Khan: The prevalence of respiratory muscle weakness varies depending on the specific disease, its severity and the stage of the disease. Some neuromuscular diseases associated with respiratory muscle weakness include muscular dystrophy, spinal muscular atrophy and amyotrophic lateral sclerosis, or ALS. Most patients with these disorders will eventually have some progressive neuromuscular weakness as the disease progresses.
In patients with neuromuscular diseases, respiratory muscle weakness can cause difficulties in breathing, coughing and clearing the airways of secretions. This can result in chronic respiratory failure, recurrent infections and other complications that can significantly affect daily life.
Patients with respiratory muscle weakness also experience fatigue, reduced endurance and exercise intolerance. Additionally, these patients may face social and psychological challenges, such as anxiety, depression and social isolation, due to their dependence on medical equipment and limitations in their ability to perform daily activities. It is also a burden on their families.
Healio: What prompted the creation of this clinical guideline?
Khan: Besides the answers provided in the first question, no treatments are available for these progressive disorders. Therefore, the best we can do is provide symptomatic relief, reduce complications and improve their quality of life using a shared decision-making approach with patients and their families. We hoped to do that by providing improved guidance to treating clinicians.
Healio: How did you and your colleagues establish the 15 recommendations that are presented in the guideline?
Khan: Panel members are practicing clinicians with technical expertise in this area. Through a Delphi process, the panel members identified the issues faced by these patients in clinical practice to choose the 15 areas to discuss.
Healio: Some recommendations are described as strong and some are described as conditional. Could you briefly explain some of the strong recommendations, as well as some of the conditional recommendations featured in the guideline?
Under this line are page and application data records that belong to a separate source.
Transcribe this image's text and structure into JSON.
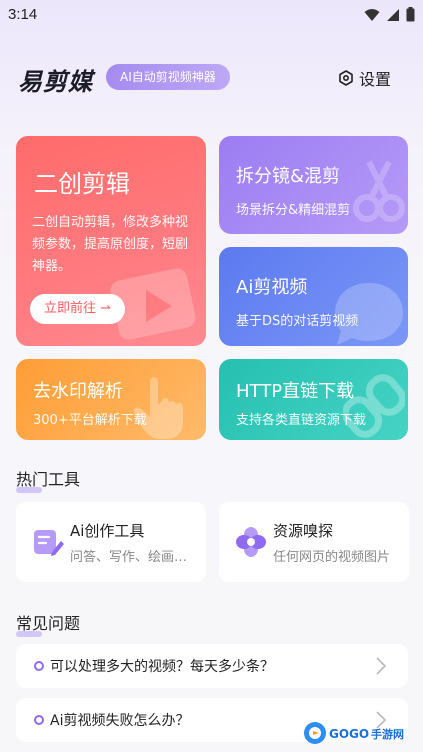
{
  "status_bar": {
    "time": "3:14"
  },
  "header": {
    "logo": "易剪媒",
    "tag": "AI自动剪视频神器",
    "settings_label": "设置"
  },
  "cards": {
    "main": {
      "title": "二创剪辑",
      "desc": "二创自动剪辑，修改多种视频参数，提高原创度，短剧神器。",
      "button": "立即前往 ⇀"
    },
    "split": {
      "title": "拆分镜&混剪",
      "desc": "场景拆分&精细混剪"
    },
    "ai": {
      "title": "Ai剪视频",
      "desc": "基于DS的对话剪视频"
    },
    "watermark": {
      "title": "去水印解析",
      "desc": "300+平台解析下载"
    },
    "http": {
      "title": "HTTP直链下载",
      "desc": "支持各类直链资源下载"
    }
  },
  "hot_tools": {
    "title": "热门工具",
    "items": [
      {
        "name": "Ai创作工具",
        "desc": "问答、写作、绘画…"
      },
      {
        "name": "资源嗅探",
        "desc": "任何网页的视频图片"
      }
    ]
  },
  "faq": {
    "title": "常见问题",
    "items": [
      {
        "question": "可以处理多大的视频？每天多少条？"
      },
      {
        "question": "Ai剪视频失败怎么办？"
      }
    ]
  },
  "watermark_logo": "GOGO手游网",
  "colors": {
    "accent": "#8e6bf0",
    "main_card": "#ff6b6b",
    "split_card": "#9b7df2",
    "ai_card": "#5c7af0",
    "wm_card": "#ff9d35",
    "http_card": "#25c0b0"
  }
}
Khan: The grade of recommendation, such as strong vs. conditional, is based on the GRADE (Grading of Recommendations, Assessment, Development and Evaluations) methodology. GRADE is an evidence-based approach to developing and presenting clinical practice guidelines. It is a framework that helps guideline developers assess evidence quality, make recommendations and communicate those recommendations to clinicians and patients. CHEST uses this established methodology. For example, we recommend using noninvasive ventilation for treatment for patients with neuromuscular diseases and chronic respiratory failure (strong recommendation, very low certainty of evidence). In this case, we provide both the strength of the recommendation and the level of evidence it is based on. Those interested in guideline methodology can read more about it on CHEST’s website.
Healio: The guideline also features a good practice statement that suggests pulmonary function testing (PFT) for these patients. Why is PFT the best tool when assessing these patients for respiratory complications?
Khan: Good-practice statements can be a valuable tool for clinicians and patients, as they can provide guidance on practices that are generally accepted as beneficial or practical. PFT or spirometry can be done very easily in outpatient clinics, it is relatively cheap, widely available and it can even be done at home by patients. This swayed the panel to recommend it, despite limited evidence.
Healio: How will everyday clinicians benefit from this guidance? How should they implement these recommendations into their practice?
Khan: Neuromuscular disorders are relatively rare, and an individual physician or other providers may not see many of these patients regularly. This guideline allows providers to assess their management plan against expert recommendations and best use available local resources. One of the things we have strongly recommended is shared decision-making with patients and their families.
For more information:
Akram Khan, MD, can be reached at [email protected].